Ibaka’s calf strain is healing and is not going to keep him from competing for host Spain at the FIBA World Cup this August and September, reports Spanish Language paper El Mundo (via Hoopshype).
Spain is the two-time Olympic runner-ups to the United States at the Olympics and the second best team in the World. On their home hardwood they post a particular threat with a roster that includes Marc Gasol, Pau Gasol and Ibaka as the front line. They also have Ricky Rubio, Jose Calderon, Rudy Fernandez, Sergio Rodriguez and more quality international players to round everything out.
As Spain will have to deal with a Team USA squad with bigs who can space out the floor with the likes of Kevin Love and Kevin Durant, a mobile defender in the paint is a good thing.
Spain and the USA will be the clear favorites entering the World Cup. However, if you’ve watched any of the soccer World Cup, you know that on that stage upsets happen. Nothing is certain (although basketball tends to follow form more than soccer).
Come the late summer you can be sure PBT will have a lot of World Cup coverage. For now, just know Ibaka is playing.
The Pistons will start Reggie Jackson at point guard, and they signed Ish Smith to provide better backup at the position.
The competition for the third point guard spot is heating up.
With Lorenzo Brown and Ray McCallum already signed to unguaranteed deals, Detroit is adding undrafted Old Dominion guard Trey Freeman.
Michael Scotto of Sheridan Hoops:
The Pistons have just 14 players – one shy of the regular-season roster limit – with guaranteed salaries. The final spot will very likely go to a point guard.
Brown and McCallum should be favored in the competition, because they’re more NBA-ready. A president/coach, Stan Van Gundy is more prone to covet the player who can step in immediately.
Freeman’s partial guarantee is likely designed to entice him to play in the D-League for a low base salary. The Pistons can waive him in the preseason and then assign his D-League rights to their affiliate, though he’d become an NBA free agent.
Freeman is working to become a better distributor after playing as a go-to scorer in college. A solid mid-range shooter, he must extend his range beyond the arc. It’d also help if he got to the rim more, and it seems he has the bounce to do that.
For an undrafted player, he has nice tools. They’ll probably just need to be refined in the D-League.
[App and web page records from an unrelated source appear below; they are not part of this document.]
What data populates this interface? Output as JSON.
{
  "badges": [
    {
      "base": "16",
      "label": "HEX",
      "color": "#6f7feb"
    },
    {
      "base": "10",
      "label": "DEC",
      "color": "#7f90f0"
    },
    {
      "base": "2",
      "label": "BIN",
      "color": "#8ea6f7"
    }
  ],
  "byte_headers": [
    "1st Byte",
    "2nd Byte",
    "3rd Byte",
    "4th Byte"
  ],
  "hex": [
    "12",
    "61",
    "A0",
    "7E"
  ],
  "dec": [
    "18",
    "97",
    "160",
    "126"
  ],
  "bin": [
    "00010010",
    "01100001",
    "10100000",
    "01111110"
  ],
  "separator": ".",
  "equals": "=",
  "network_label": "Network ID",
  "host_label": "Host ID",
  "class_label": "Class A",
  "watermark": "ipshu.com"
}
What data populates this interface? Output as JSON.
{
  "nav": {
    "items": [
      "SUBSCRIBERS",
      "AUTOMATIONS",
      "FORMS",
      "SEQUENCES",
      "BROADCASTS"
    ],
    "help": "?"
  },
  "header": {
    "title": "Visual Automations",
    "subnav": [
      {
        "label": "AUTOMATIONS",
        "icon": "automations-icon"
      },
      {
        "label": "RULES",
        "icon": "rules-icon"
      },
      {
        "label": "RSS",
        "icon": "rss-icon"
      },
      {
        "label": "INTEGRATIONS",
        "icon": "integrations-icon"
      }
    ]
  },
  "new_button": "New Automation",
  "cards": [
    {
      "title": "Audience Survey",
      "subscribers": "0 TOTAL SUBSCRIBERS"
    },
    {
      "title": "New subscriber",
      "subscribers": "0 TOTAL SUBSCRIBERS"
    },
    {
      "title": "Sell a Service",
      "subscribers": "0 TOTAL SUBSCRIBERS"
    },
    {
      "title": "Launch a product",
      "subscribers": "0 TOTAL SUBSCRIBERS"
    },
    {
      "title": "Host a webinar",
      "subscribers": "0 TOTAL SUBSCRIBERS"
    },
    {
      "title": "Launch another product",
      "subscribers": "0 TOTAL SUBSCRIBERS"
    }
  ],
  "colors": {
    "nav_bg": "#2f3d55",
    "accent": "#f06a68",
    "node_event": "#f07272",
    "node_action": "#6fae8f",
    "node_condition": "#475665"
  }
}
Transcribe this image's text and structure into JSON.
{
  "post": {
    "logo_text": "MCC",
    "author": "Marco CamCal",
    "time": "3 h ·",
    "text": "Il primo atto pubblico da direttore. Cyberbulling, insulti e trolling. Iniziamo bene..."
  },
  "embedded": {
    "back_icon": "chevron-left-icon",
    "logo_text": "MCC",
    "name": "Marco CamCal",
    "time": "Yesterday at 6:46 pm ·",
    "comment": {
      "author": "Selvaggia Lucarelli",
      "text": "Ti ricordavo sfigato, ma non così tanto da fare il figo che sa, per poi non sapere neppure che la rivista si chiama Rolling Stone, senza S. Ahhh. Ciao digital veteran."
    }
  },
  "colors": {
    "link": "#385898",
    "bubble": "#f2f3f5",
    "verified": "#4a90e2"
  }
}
But even if that’s the intention, Freeman at least gives himself a chance first of upsetting Brown and McCallum in the race for third point guard.
With 32 wins and missing the playoffs, last season wasn’t exactly what the Knicks hoped for. However, last season also came with hope in the form of Kristaps Porzingis.
And there were highlights. Check out the team’s Top 10 plays, courtesy NBA.com.
It starts with some Derrick Williams moments, and ends with a Jose Calderon game winner, but there are moments from players the fans actually like in between.
At this point, there is zero chance Russell Westbrook‘s posts are a coincidence.
First. he posted a video of himself singing along to Lil Uzi Vert’s “Now I Do What I Want.”
Then came the shoe ad that was another little jab at now Warriors Kevin Durant.
Now comes Westbrook’s return to karaoke posts, this time singing Taylor Swift’s “We Are Never Getting Back Together” and Katy Perry’s “Wide Awake.”
Apparently, Westbrook and Durant are having one rough teenage breakup.
One of the great stories of last season was the return of Paul George to All-Star level form (then to watch him be crucial to the USA winning gold this summer).
It was a great story because vintage Paul George was so great. Watch this throwback video of him blowing by LeBron James and dunking over Chris Andersen from a few years back — this is vicious.
By the way, if you’re not following NBA history on Twitter and Instagram, you’re doing it wrong.